Report each line of the entries that contains the word "title", copied in full.

*Available data*:
————————
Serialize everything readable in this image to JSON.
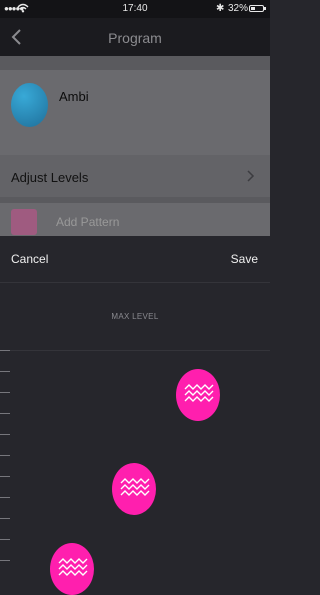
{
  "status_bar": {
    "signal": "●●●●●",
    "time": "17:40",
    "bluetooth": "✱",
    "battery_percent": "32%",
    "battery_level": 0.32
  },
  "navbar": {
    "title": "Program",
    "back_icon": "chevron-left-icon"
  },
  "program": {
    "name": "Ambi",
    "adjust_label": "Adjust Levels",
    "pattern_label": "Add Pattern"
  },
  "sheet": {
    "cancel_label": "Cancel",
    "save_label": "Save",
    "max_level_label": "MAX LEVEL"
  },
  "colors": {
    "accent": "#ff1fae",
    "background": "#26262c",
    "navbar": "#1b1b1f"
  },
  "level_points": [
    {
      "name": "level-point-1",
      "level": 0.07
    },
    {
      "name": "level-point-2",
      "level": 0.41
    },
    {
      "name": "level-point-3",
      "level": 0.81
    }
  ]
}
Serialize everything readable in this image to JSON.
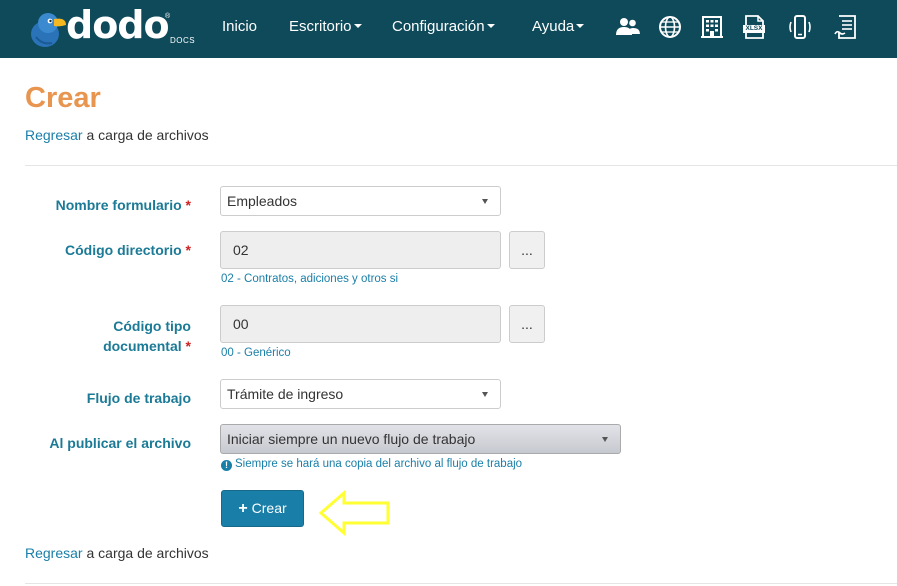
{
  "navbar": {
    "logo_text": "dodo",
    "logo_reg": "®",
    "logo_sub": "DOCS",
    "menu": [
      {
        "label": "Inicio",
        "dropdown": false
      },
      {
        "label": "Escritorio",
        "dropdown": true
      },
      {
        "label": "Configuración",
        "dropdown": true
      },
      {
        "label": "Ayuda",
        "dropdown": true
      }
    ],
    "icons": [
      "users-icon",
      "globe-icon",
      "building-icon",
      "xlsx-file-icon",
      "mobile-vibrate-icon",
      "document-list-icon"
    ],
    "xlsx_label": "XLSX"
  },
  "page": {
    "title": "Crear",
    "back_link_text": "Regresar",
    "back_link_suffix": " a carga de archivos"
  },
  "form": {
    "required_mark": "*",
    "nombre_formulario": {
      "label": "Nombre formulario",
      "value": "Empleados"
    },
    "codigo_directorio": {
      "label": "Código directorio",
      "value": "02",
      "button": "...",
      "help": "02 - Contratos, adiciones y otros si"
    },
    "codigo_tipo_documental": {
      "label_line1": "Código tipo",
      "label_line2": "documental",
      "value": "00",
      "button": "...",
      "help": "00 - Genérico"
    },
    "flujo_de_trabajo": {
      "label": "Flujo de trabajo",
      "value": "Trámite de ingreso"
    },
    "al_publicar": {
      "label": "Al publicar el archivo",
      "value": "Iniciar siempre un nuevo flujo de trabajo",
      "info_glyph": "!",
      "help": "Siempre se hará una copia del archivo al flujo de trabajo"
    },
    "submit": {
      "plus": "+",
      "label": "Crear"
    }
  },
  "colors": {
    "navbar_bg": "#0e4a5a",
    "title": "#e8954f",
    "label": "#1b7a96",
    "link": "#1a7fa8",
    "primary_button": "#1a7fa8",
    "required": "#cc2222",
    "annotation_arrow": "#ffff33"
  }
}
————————
*Written response*:
    "title": "Program",
    "title": "Crear",
    "title": "#e8954f",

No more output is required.